Last night, we got Peaches Geldof, James Corden and Sarah Beeny, none of whom - last time I checked - were desperate for publicity (aside from Beeny, that is, but then she set up the My Single Friend website, so she's laughing all the way to the bank). So why, one wonders, had they submitted themselves to this? Unlike most make-a-fool-of-the-famous-person shows, it is virtually impossible to come off looking good, even if you, like Corden and Geldof, manage to make the odd good joke. The basic premise was that our celebrity contestants were "applying" for the job of US President. To do so, they had to engage in fights with vending machines, guess lines of movie dialogue and answer awkward questions. Unfortunately, there was not a nail-biting, amusing or revealing moment in it. Given this, perhaps it's not surprising that Beeny, the most boring of the three, won. Surely it can't last.Alice-Azania Jarvis, The Independent, 3rd September 2010

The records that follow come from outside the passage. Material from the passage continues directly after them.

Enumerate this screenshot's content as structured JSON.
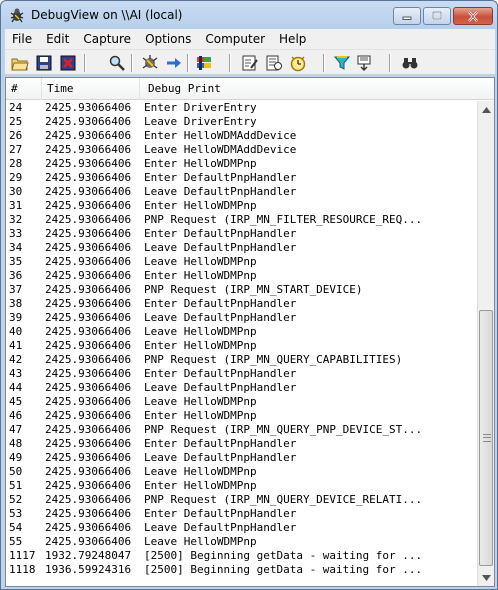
{
  "window": {
    "title": "DebugView on \\\\AI (local)"
  },
  "menu": [
    "File",
    "Edit",
    "Capture",
    "Options",
    "Computer",
    "Help"
  ],
  "toolbar": {
    "icons": [
      "open-icon",
      "save-icon",
      "clear-icon",
      "find-icon",
      "capture-icon",
      "autoscroll-icon",
      "capture-win32-icon",
      "properties-icon",
      "history-icon",
      "clock-icon",
      "filter-icon",
      "highlight-icon",
      "search-icon"
    ]
  },
  "list": {
    "columns": [
      "#",
      "Time",
      "Debug Print"
    ],
    "rows": [
      {
        "num": "24",
        "time": "2425.93066406",
        "msg": "Enter DriverEntry"
      },
      {
        "num": "25",
        "time": "2425.93066406",
        "msg": "Leave DriverEntry"
      },
      {
        "num": "26",
        "time": "2425.93066406",
        "msg": "Enter HelloWDMAddDevice"
      },
      {
        "num": "27",
        "time": "2425.93066406",
        "msg": "Leave HelloWDMAddDevice"
      },
      {
        "num": "28",
        "time": "2425.93066406",
        "msg": "Enter HelloWDMPnp"
      },
      {
        "num": "29",
        "time": "2425.93066406",
        "msg": "Enter DefaultPnpHandler"
      },
      {
        "num": "30",
        "time": "2425.93066406",
        "msg": "Leave DefaultPnpHandler"
      },
      {
        "num": "31",
        "time": "2425.93066406",
        "msg": "Enter HelloWDMPnp"
      },
      {
        "num": "32",
        "time": "2425.93066406",
        "msg": "PNP Request (IRP_MN_FILTER_RESOURCE_REQ..."
      },
      {
        "num": "33",
        "time": "2425.93066406",
        "msg": "Enter DefaultPnpHandler"
      },
      {
        "num": "34",
        "time": "2425.93066406",
        "msg": "Leave DefaultPnpHandler"
      },
      {
        "num": "35",
        "time": "2425.93066406",
        "msg": "Leave HelloWDMPnp"
      },
      {
        "num": "36",
        "time": "2425.93066406",
        "msg": "Enter HelloWDMPnp"
      },
      {
        "num": "37",
        "time": "2425.93066406",
        "msg": "PNP Request (IRP_MN_START_DEVICE)"
      },
      {
        "num": "38",
        "time": "2425.93066406",
        "msg": "Enter DefaultPnpHandler"
      },
      {
        "num": "39",
        "time": "2425.93066406",
        "msg": "Leave DefaultPnpHandler"
      },
      {
        "num": "40",
        "time": "2425.93066406",
        "msg": "Leave HelloWDMPnp"
      },
      {
        "num": "41",
        "time": "2425.93066406",
        "msg": "Enter HelloWDMPnp"
      },
      {
        "num": "42",
        "time": "2425.93066406",
        "msg": "PNP Request (IRP_MN_QUERY_CAPABILITIES)"
      },
      {
        "num": "43",
        "time": "2425.93066406",
        "msg": "Enter DefaultPnpHandler"
      },
      {
        "num": "44",
        "time": "2425.93066406",
        "msg": "Leave DefaultPnpHandler"
      },
      {
        "num": "45",
        "time": "2425.93066406",
        "msg": "Leave HelloWDMPnp"
      },
      {
        "num": "46",
        "time": "2425.93066406",
        "msg": "Enter HelloWDMPnp"
      },
      {
        "num": "47",
        "time": "2425.93066406",
        "msg": "PNP Request (IRP_MN_QUERY_PNP_DEVICE_ST..."
      },
      {
        "num": "48",
        "time": "2425.93066406",
        "msg": "Enter DefaultPnpHandler"
      },
      {
        "num": "49",
        "time": "2425.93066406",
        "msg": "Leave DefaultPnpHandler"
      },
      {
        "num": "50",
        "time": "2425.93066406",
        "msg": "Leave HelloWDMPnp"
      },
      {
        "num": "51",
        "time": "2425.93066406",
        "msg": "Enter HelloWDMPnp"
      },
      {
        "num": "52",
        "time": "2425.93066406",
        "msg": "PNP Request (IRP_MN_QUERY_DEVICE_RELATI..."
      },
      {
        "num": "53",
        "time": "2425.93066406",
        "msg": "Enter DefaultPnpHandler"
      },
      {
        "num": "54",
        "time": "2425.93066406",
        "msg": "Leave DefaultPnpHandler"
      },
      {
        "num": "55",
        "time": "2425.93066406",
        "msg": "Leave HelloWDMPnp"
      },
      {
        "num": "1117",
        "time": "1932.79248047",
        "msg": "[2500] Beginning getData - waiting for ..."
      },
      {
        "num": "1118",
        "time": "1936.59924316",
        "msg": "[2500] Beginning getData - waiting for ..."
      }
    ]
  }
}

We love The Inbetweeners. We love Simon Bird in The Inbetweeners. But Simon Bird as panel show presenter? We're not so sure. The King Is Dead sees a public figure hypothetically bumped off each week, and its left to Bird and his interview panel of funny people to find a celebrity replacement. But the show, which is over-scripted, relies on Bird insulting the celebs and tasteless innuendo to get laughs.Sky, 2nd September 2010
Simon Bird is brilliant in E4 sitcom The Inbetweeners, and the first scene of his new series suggests more of the same - except Bird plays a geeky, gaffe-prone office worker rather than a geeky, gaffe-prone sixth-former. Then the opening titles roll and, confusingly, we're suddenly in a TV studio, where Apprentice runner-up Kate Walsh, Eamonn Holmes and Mollie King from the Saturdays are perched apprehensively on stools. The King Is Dead is a spoof panel game, it transpires, where second-rate celebs are "interviewed" for the job of Assistant Regional Head of Sales. Bird dishes out stationery-themed gags, dubious stats and silly tests. Holmes gets the worst of it - the highlight of a poor show.Claire Webb, Radio Times, 2nd September 2010

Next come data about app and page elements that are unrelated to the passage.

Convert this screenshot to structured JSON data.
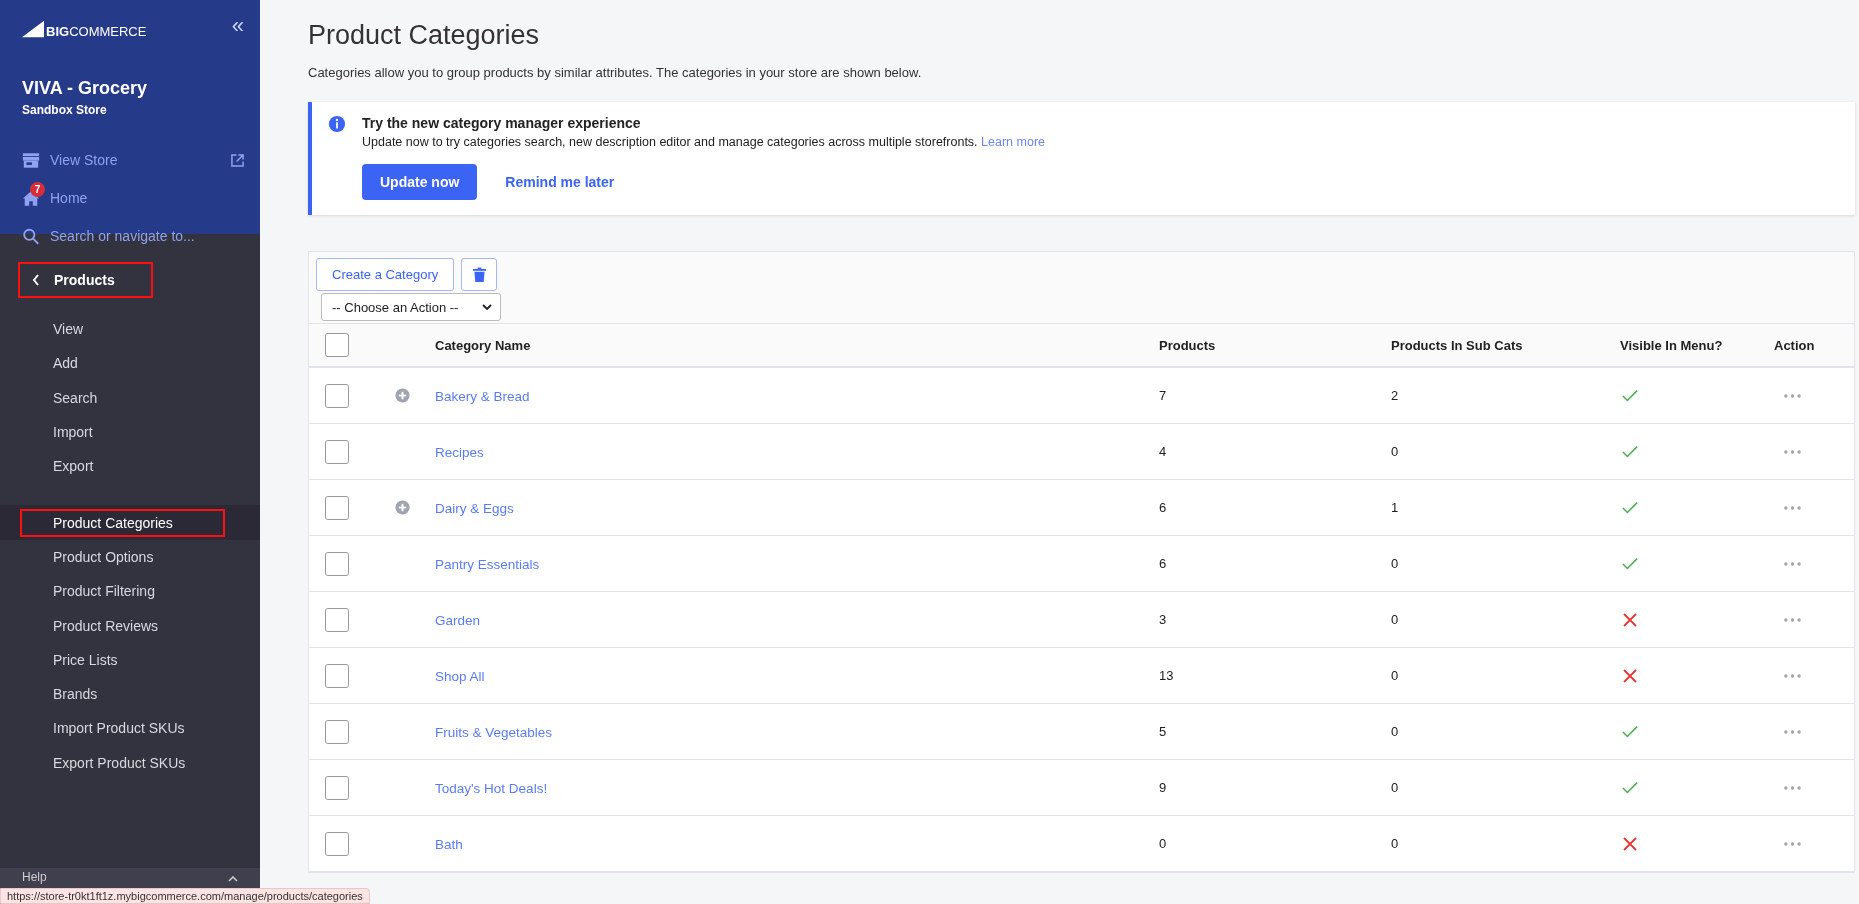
{
  "sidebar": {
    "logo": {
      "big": "BIG",
      "rest": "COMMERCE"
    },
    "collapse": "«",
    "store_name": "VIVA - Grocery",
    "store_type": "Sandbox Store",
    "links": [
      {
        "kind": "store",
        "label": "View Store"
      },
      {
        "kind": "home",
        "label": "Home",
        "badge": "7"
      },
      {
        "kind": "search",
        "label": "Search or navigate to..."
      }
    ],
    "section": {
      "label": "Products",
      "highlighted": true
    },
    "item_groups": [
      {
        "items": [
          {
            "label": "View",
            "selected": false,
            "highlighted": false
          },
          {
            "label": "Add",
            "selected": false,
            "highlighted": false
          },
          {
            "label": "Search",
            "selected": false,
            "highlighted": false
          },
          {
            "label": "Import",
            "selected": false,
            "highlighted": false
          },
          {
            "label": "Export",
            "selected": false,
            "highlighted": false
          }
        ]
      },
      {
        "items": [
          {
            "label": "Product Categories",
            "selected": true,
            "highlighted": true
          },
          {
            "label": "Product Options",
            "selected": false,
            "highlighted": false
          },
          {
            "label": "Product Filtering",
            "selected": false,
            "highlighted": false
          },
          {
            "label": "Product Reviews",
            "selected": false,
            "highlighted": false
          },
          {
            "label": "Price Lists",
            "selected": false,
            "highlighted": false
          },
          {
            "label": "Brands",
            "selected": false,
            "highlighted": false
          },
          {
            "label": "Import Product SKUs",
            "selected": false,
            "highlighted": false
          },
          {
            "label": "Export Product SKUs",
            "selected": false,
            "highlighted": false
          }
        ]
      }
    ],
    "footer": "Help"
  },
  "page": {
    "title": "Product Categories",
    "description": "Categories allow you to group products by similar attributes. The categories in your store are shown below."
  },
  "banner": {
    "title": "Try the new category manager experience",
    "text": "Update now to try categories search, new description editor and manage categories across multiple storefronts.",
    "link": "Learn more",
    "primary": "Update now",
    "secondary": "Remind me later"
  },
  "toolbar": {
    "create": "Create a Category",
    "action_select": "-- Choose an Action --"
  },
  "table": {
    "select_all_checked": false,
    "columns": [
      "Category Name",
      "Products",
      "Products In Sub Cats",
      "Visible In Menu?",
      "Action"
    ],
    "rows": [
      {
        "name": "Bakery & Bread",
        "products": "7",
        "sub": "2",
        "visible": true,
        "expandable": true,
        "checked": false
      },
      {
        "name": "Recipes",
        "products": "4",
        "sub": "0",
        "visible": true,
        "expandable": false,
        "checked": false
      },
      {
        "name": "Dairy & Eggs",
        "products": "6",
        "sub": "1",
        "visible": true,
        "expandable": true,
        "checked": false
      },
      {
        "name": "Pantry Essentials",
        "products": "6",
        "sub": "0",
        "visible": true,
        "expandable": false,
        "checked": false
      },
      {
        "name": "Garden",
        "products": "3",
        "sub": "0",
        "visible": false,
        "expandable": false,
        "checked": false
      },
      {
        "name": "Shop All",
        "products": "13",
        "sub": "0",
        "visible": false,
        "expandable": false,
        "checked": false
      },
      {
        "name": "Fruits & Vegetables",
        "products": "5",
        "sub": "0",
        "visible": true,
        "expandable": false,
        "checked": false
      },
      {
        "name": "Today's Hot Deals!",
        "products": "9",
        "sub": "0",
        "visible": true,
        "expandable": false,
        "checked": false
      },
      {
        "name": "Bath",
        "products": "0",
        "sub": "0",
        "visible": false,
        "expandable": false,
        "checked": false
      }
    ]
  },
  "status_bar": {
    "url": "https://store-tr0kt1ft1z.mybigcommerce.com/manage/products/categories"
  }
}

We love Simon Bird as briefcase-wielding bully bait Will in The Inbetweeners, but sadly this vehicle doesn't show him at his best. The concept is that someone holding a certain job has died - a police chief, for example - and he's conducting an interview for their replacement. However, all the applicants are celebrities, and in this first episode James Corden, Peaches Geldof and Sarah Beeny are all vying to be given the job of President of the USA. Perhaps the only reason you may want to tune in is to see Peaches being given a bit of a hard time.Sky, 2nd September 2010
On paper this new comedy series - which styles itself as a spoof job interview - promised much. Each week, host Simon Bird imagines that an important figure (e.g., US President or Father Christmas) has been bumped off; various celebrities then state their suitability for the role. But, oh dear, this plumbs the depths of stupidity.Simon Horsford, The Telegraph, 2nd September 2010
This new panel comedy presented by The Inbetweeners' Simon Bird is based around the theme of a recruitment drive. Each week, three C-listers jostle to be promoted to a fictional role in the community. In this first run, ex-CBBC presenter Kirsten O'Brien, model Caprice, and The Bill's Graham Cole fight it out to be named fictional chief of police. Their tasks involve drawing a self-portrait while handcuffed to a brass band and treading a vat full of meat. Co-presenter Nick Mohammed, wades in with a few good one-liners but overall it's more Chucklevision than Shooting Stars.The Guardian, 2nd September 2010